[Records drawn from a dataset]
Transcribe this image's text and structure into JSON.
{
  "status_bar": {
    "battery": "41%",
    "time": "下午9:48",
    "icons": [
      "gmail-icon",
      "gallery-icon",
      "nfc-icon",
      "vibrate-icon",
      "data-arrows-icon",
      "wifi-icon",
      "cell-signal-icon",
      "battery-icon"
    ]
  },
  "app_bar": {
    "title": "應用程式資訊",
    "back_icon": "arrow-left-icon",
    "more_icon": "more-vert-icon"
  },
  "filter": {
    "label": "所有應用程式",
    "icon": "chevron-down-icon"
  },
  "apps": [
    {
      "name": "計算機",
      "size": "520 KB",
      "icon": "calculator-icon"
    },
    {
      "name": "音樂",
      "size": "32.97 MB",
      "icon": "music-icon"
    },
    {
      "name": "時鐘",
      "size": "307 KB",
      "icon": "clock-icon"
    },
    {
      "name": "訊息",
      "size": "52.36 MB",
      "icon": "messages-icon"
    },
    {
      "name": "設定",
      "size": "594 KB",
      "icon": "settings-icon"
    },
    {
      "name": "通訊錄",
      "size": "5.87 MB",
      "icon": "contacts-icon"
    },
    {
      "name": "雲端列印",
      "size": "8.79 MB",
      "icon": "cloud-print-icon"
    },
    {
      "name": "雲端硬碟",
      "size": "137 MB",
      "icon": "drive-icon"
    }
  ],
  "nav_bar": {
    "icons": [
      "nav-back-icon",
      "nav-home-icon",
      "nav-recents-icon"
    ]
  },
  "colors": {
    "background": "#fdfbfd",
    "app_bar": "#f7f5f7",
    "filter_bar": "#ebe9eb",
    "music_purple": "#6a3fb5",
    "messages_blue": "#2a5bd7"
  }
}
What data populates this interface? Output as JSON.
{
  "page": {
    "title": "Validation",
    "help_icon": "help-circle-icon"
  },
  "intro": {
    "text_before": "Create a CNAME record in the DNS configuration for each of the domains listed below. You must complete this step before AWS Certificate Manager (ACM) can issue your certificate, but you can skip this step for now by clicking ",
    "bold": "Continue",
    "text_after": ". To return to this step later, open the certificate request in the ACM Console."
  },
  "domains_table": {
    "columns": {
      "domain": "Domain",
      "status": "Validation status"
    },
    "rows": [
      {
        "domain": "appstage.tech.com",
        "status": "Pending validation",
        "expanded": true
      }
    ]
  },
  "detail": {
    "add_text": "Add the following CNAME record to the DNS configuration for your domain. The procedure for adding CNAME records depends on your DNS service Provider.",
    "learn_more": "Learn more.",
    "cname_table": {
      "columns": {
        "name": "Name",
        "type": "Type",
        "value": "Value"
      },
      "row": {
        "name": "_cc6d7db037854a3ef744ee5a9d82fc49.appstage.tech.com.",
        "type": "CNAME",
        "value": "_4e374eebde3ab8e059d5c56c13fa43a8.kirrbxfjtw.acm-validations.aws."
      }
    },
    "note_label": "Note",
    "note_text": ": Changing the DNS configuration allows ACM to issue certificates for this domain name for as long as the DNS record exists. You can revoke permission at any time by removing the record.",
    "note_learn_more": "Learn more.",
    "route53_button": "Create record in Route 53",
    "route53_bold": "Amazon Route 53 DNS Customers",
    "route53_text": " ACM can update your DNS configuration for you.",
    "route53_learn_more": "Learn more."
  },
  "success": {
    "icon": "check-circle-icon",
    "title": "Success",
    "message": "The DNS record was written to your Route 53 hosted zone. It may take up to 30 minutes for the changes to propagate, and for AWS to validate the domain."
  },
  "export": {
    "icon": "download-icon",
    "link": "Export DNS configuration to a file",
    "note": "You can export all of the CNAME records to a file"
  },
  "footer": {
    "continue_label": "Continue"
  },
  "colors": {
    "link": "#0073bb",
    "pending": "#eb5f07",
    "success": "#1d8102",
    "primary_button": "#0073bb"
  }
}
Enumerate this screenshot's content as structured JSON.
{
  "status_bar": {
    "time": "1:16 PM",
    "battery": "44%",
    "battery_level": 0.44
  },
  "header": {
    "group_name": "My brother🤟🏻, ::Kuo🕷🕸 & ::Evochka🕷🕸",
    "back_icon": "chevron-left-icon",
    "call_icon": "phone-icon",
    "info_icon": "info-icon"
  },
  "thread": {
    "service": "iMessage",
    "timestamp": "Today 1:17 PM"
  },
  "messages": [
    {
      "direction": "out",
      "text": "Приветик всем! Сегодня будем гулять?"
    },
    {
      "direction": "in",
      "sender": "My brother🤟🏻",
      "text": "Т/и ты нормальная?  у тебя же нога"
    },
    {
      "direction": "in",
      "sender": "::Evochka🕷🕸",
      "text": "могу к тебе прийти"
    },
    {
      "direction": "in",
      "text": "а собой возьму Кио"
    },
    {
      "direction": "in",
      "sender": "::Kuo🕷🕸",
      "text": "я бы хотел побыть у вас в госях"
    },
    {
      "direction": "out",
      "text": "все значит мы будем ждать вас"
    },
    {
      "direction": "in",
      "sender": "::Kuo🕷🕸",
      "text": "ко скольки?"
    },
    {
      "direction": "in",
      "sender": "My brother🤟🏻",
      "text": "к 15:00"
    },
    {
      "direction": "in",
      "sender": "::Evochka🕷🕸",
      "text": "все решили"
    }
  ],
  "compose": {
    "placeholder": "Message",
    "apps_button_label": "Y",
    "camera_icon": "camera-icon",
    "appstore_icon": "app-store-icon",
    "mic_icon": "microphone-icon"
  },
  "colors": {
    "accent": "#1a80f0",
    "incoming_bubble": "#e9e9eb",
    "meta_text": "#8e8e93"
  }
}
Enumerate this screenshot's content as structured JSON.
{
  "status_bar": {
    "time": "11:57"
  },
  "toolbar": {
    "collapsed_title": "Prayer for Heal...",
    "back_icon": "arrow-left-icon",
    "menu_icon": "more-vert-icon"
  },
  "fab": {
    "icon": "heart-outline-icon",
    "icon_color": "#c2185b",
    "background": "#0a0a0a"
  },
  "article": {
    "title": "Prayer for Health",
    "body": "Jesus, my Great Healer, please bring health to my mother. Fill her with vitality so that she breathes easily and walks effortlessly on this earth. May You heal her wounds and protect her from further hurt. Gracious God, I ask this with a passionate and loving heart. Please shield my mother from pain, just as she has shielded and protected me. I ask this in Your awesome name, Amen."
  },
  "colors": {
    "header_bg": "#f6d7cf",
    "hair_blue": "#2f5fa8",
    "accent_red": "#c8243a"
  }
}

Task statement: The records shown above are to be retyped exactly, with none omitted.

Solution to the exercise:
Transcribe this image's text and structure into JSON.
{
  "status_bar": {
    "battery": "41%",
    "time": "下午9:48",
    "icons": [
      "gmail-icon",
      "gallery-icon",
      "nfc-icon",
      "vibrate-icon",
      "data-arrows-icon",
      "wifi-icon",
      "cell-signal-icon",
      "battery-icon"
    ]
  },
  "app_bar": {
    "title": "應用程式資訊",
    "back_icon": "arrow-left-icon",
    "more_icon": "more-vert-icon"
  },
  "filter": {
    "label": "所有應用程式",
    "icon": "chevron-down-icon"
  },
  "apps": [
    {
      "name": "計算機",
      "size": "520 KB",
      "icon": "calculator-icon"
    },
    {
      "name": "音樂",
      "size": "32.97 MB",
      "icon": "music-icon"
    },
    {
      "name": "時鐘",
      "size": "307 KB",
      "icon": "clock-icon"
    },
    {
      "name": "訊息",
      "size": "52.36 MB",
      "icon": "messages-icon"
    },
    {
      "name": "設定",
      "size": "594 KB",
      "icon": "settings-icon"
    },
    {
      "name": "通訊錄",
      "size": "5.87 MB",
      "icon": "contacts-icon"
    },
    {
      "name": "雲端列印",
      "size": "8.79 MB",
      "icon": "cloud-print-icon"
    },
    {
      "name": "雲端硬碟",
      "size": "137 MB",
      "icon": "drive-icon"
    }
  ],
  "nav_bar": {
    "icons": [
      "nav-back-icon",
      "nav-home-icon",
      "nav-recents-icon"
    ]
  },
  "colors": {
    "background": "#fdfbfd",
    "app_bar": "#f7f5f7",
    "filter_bar": "#ebe9eb",
    "music_purple": "#6a3fb5",
    "messages_blue": "#2a5bd7"
  }
}
What data populates this interface? Output as JSON.
{
  "page": {
    "title": "Validation",
    "help_icon": "help-circle-icon"
  },
  "intro": {
    "text_before": "Create a CNAME record in the DNS configuration for each of the domains listed below. You must complete this step before AWS Certificate Manager (ACM) can issue your certificate, but you can skip this step for now by clicking ",
    "bold": "Continue",
    "text_after": ". To return to this step later, open the certificate request in the ACM Console."
  },
  "domains_table": {
    "columns": {
      "domain": "Domain",
      "status": "Validation status"
    },
    "rows": [
      {
        "domain": "appstage.tech.com",
        "status": "Pending validation",
        "expanded": true
      }
    ]
  },
  "detail": {
    "add_text": "Add the following CNAME record to the DNS configuration for your domain. The procedure for adding CNAME records depends on your DNS service Provider.",
    "learn_more": "Learn more.",
    "cname_table": {
      "columns": {
        "name": "Name",
        "type": "Type",
        "value": "Value"
      },
      "row": {
        "name": "_cc6d7db037854a3ef744ee5a9d82fc49.appstage.tech.com.",
        "type": "CNAME",
        "value": "_4e374eebde3ab8e059d5c56c13fa43a8.kirrbxfjtw.acm-validations.aws."
      }
    },
    "note_label": "Note",
    "note_text": ": Changing the DNS configuration allows ACM to issue certificates for this domain name for as long as the DNS record exists. You can revoke permission at any time by removing the record.",
    "note_learn_more": "Learn more.",
    "route53_button": "Create record in Route 53",
    "route53_bold": "Amazon Route 53 DNS Customers",
    "route53_text": " ACM can update your DNS configuration for you.",
    "route53_learn_more": "Learn more."
  },
  "success": {
    "icon": "check-circle-icon",
    "title": "Success",
    "message": "The DNS record was written to your Route 53 hosted zone. It may take up to 30 minutes for the changes to propagate, and for AWS to validate the domain."
  },
  "export": {
    "icon": "download-icon",
    "link": "Export DNS configuration to a file",
    "note": "You can export all of the CNAME records to a file"
  },
  "footer": {
    "continue_label": "Continue"
  },
  "colors": {
    "link": "#0073bb",
    "pending": "#eb5f07",
    "success": "#1d8102",
    "primary_button": "#0073bb"
  }
}
Enumerate this screenshot's content as structured JSON.
{
  "status_bar": {
    "time": "1:16 PM",
    "battery": "44%",
    "battery_level": 0.44
  },
  "header": {
    "group_name": "My brother🤟🏻, ::Kuo🕷🕸 & ::Evochka🕷🕸",
    "back_icon": "chevron-left-icon",
    "call_icon": "phone-icon",
    "info_icon": "info-icon"
  },
  "thread": {
    "service": "iMessage",
    "timestamp": "Today 1:17 PM"
  },
  "messages": [
    {
      "direction": "out",
      "text": "Приветик всем! Сегодня будем гулять?"
    },
    {
      "direction": "in",
      "sender": "My brother🤟🏻",
      "text": "Т/и ты нормальная?  у тебя же нога"
    },
    {
      "direction": "in",
      "sender": "::Evochka🕷🕸",
      "text": "могу к тебе прийти"
    },
    {
      "direction": "in",
      "text": "а собой возьму Кио"
    },
    {
      "direction": "in",
      "sender": "::Kuo🕷🕸",
      "text": "я бы хотел побыть у вас в госях"
    },
    {
      "direction": "out",
      "text": "все значит мы будем ждать вас"
    },
    {
      "direction": "in",
      "sender": "::Kuo🕷🕸",
      "text": "ко скольки?"
    },
    {
      "direction": "in",
      "sender": "My brother🤟🏻",
      "text": "к 15:00"
    },
    {
      "direction": "in",
      "sender": "::Evochka🕷🕸",
      "text": "все решили"
    }
  ],
  "compose": {
    "placeholder": "Message",
    "apps_button_label": "Y",
    "camera_icon": "camera-icon",
    "appstore_icon": "app-store-icon",
    "mic_icon": "microphone-icon"
  },
  "colors": {
    "accent": "#1a80f0",
    "incoming_bubble": "#e9e9eb",
    "meta_text": "#8e8e93"
  }
}
Enumerate this screenshot's content as structured JSON.
{
  "status_bar": {
    "time": "11:57"
  },
  "toolbar": {
    "collapsed_title": "Prayer for Heal...",
    "back_icon": "arrow-left-icon",
    "menu_icon": "more-vert-icon"
  },
  "fab": {
    "icon": "heart-outline-icon",
    "icon_color": "#c2185b",
    "background": "#0a0a0a"
  },
  "article": {
    "title": "Prayer for Health",
    "body": "Jesus, my Great Healer, please bring health to my mother. Fill her with vitality so that she breathes easily and walks effortlessly on this earth. May You heal her wounds and protect her from further hurt. Gracious God, I ask this with a passionate and loving heart. Please shield my mother from pain, just as she has shielded and protected me. I ask this in Your awesome name, Amen."
  },
  "colors": {
    "header_bg": "#f6d7cf",
    "hair_blue": "#2f5fa8",
    "accent_red": "#c8243a"
  }
}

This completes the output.